Dataset excerpts.
»»

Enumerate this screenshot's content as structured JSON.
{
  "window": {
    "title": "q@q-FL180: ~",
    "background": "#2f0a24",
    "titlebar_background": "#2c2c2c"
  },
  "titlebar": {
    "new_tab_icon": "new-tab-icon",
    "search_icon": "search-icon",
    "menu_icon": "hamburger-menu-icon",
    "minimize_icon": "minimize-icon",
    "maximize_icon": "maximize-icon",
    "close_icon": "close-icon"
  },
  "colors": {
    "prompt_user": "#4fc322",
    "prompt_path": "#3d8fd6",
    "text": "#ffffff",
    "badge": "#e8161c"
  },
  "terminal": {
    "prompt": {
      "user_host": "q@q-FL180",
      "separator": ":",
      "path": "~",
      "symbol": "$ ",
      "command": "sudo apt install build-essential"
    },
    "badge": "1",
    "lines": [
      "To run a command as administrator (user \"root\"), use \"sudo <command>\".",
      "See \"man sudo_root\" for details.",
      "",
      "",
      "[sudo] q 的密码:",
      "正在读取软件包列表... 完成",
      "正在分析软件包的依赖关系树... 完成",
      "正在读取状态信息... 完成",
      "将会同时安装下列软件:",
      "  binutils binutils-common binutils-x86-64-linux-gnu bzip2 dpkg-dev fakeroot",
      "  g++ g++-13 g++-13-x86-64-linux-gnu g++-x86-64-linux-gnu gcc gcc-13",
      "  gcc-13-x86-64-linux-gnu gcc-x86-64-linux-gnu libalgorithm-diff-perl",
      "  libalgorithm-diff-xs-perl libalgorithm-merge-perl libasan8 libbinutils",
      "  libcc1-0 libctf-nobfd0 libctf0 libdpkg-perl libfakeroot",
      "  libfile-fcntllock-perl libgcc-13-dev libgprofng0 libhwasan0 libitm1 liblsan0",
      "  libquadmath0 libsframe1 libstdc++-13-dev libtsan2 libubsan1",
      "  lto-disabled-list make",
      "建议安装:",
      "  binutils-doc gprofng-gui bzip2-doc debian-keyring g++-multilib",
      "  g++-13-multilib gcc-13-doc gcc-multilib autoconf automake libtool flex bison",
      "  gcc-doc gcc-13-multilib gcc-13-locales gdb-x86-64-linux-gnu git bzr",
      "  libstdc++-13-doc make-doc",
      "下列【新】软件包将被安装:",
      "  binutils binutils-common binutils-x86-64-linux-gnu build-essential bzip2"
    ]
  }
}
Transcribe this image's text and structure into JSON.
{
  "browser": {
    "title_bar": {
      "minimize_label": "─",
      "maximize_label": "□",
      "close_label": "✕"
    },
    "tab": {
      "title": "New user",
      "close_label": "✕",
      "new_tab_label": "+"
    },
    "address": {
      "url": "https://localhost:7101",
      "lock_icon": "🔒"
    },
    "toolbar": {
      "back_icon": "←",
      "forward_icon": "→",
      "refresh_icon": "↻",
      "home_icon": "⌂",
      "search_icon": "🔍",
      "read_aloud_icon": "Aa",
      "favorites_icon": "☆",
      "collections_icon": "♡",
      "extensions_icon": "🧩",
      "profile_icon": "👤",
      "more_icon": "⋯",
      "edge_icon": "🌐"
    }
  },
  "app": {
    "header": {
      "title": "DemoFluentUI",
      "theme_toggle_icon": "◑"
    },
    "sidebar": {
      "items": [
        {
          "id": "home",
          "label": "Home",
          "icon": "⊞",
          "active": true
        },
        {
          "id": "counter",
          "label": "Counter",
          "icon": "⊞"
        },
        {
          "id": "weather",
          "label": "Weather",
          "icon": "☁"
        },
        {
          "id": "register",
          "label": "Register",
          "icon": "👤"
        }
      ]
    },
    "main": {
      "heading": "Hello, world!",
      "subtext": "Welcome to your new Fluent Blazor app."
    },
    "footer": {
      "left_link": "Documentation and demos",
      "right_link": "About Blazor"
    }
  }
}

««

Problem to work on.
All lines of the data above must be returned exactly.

Answer area.
Enumerate this screenshot's content as structured JSON.
{
  "window": {
    "title": "q@q-FL180: ~",
    "background": "#2f0a24",
    "titlebar_background": "#2c2c2c"
  },
  "titlebar": {
    "new_tab_icon": "new-tab-icon",
    "search_icon": "search-icon",
    "menu_icon": "hamburger-menu-icon",
    "minimize_icon": "minimize-icon",
    "maximize_icon": "maximize-icon",
    "close_icon": "close-icon"
  },
  "colors": {
    "prompt_user": "#4fc322",
    "prompt_path": "#3d8fd6",
    "text": "#ffffff",
    "badge": "#e8161c"
  },
  "terminal": {
    "prompt": {
      "user_host": "q@q-FL180",
      "separator": ":",
      "path": "~",
      "symbol": "$ ",
      "command": "sudo apt install build-essential"
    },
    "badge": "1",
    "lines": [
      "To run a command as administrator (user \"root\"), use \"sudo <command>\".",
      "See \"man sudo_root\" for details.",
      "",
      "",
      "[sudo] q 的密码:",
      "正在读取软件包列表... 完成",
      "正在分析软件包的依赖关系树... 完成",
      "正在读取状态信息... 完成",
      "将会同时安装下列软件:",
      "  binutils binutils-common binutils-x86-64-linux-gnu bzip2 dpkg-dev fakeroot",
      "  g++ g++-13 g++-13-x86-64-linux-gnu g++-x86-64-linux-gnu gcc gcc-13",
      "  gcc-13-x86-64-linux-gnu gcc-x86-64-linux-gnu libalgorithm-diff-perl",
      "  libalgorithm-diff-xs-perl libalgorithm-merge-perl libasan8 libbinutils",
      "  libcc1-0 libctf-nobfd0 libctf0 libdpkg-perl libfakeroot",
      "  libfile-fcntllock-perl libgcc-13-dev libgprofng0 libhwasan0 libitm1 liblsan0",
      "  libquadmath0 libsframe1 libstdc++-13-dev libtsan2 libubsan1",
      "  lto-disabled-list make",
      "建议安装:",
      "  binutils-doc gprofng-gui bzip2-doc debian-keyring g++-multilib",
      "  g++-13-multilib gcc-13-doc gcc-multilib autoconf automake libtool flex bison",
      "  gcc-doc gcc-13-multilib gcc-13-locales gdb-x86-64-linux-gnu git bzr",
      "  libstdc++-13-doc make-doc",
      "下列【新】软件包将被安装:",
      "  binutils binutils-common binutils-x86-64-linux-gnu build-essential bzip2"
    ]
  }
}
Transcribe this image's text and structure into JSON.
{
  "browser": {
    "title_bar": {
      "minimize_label": "─",
      "maximize_label": "□",
      "close_label": "✕"
    },
    "tab": {
      "title": "New user",
      "close_label": "✕",
      "new_tab_label": "+"
    },
    "address": {
      "url": "https://localhost:7101",
      "lock_icon": "🔒"
    },
    "toolbar": {
      "back_icon": "←",
      "forward_icon": "→",
      "refresh_icon": "↻",
      "home_icon": "⌂",
      "search_icon": "🔍",
      "read_aloud_icon": "Aa",
      "favorites_icon": "☆",
      "collections_icon": "♡",
      "extensions_icon": "🧩",
      "profile_icon": "👤",
      "more_icon": "⋯",
      "edge_icon": "🌐"
    }
  },
  "app": {
    "header": {
      "title": "DemoFluentUI",
      "theme_toggle_icon": "◑"
    },
    "sidebar": {
      "items": [
        {
          "id": "home",
          "label": "Home",
          "icon": "⊞",
          "active": true
        },
        {
          "id": "counter",
          "label": "Counter",
          "icon": "⊞"
        },
        {
          "id": "weather",
          "label": "Weather",
          "icon": "☁"
        },
        {
          "id": "register",
          "label": "Register",
          "icon": "👤"
        }
      ]
    },
    "main": {
      "heading": "Hello, world!",
      "subtext": "Welcome to your new Fluent Blazor app."
    },
    "footer": {
      "left_link": "Documentation and demos",
      "right_link": "About Blazor"
    }
  }
}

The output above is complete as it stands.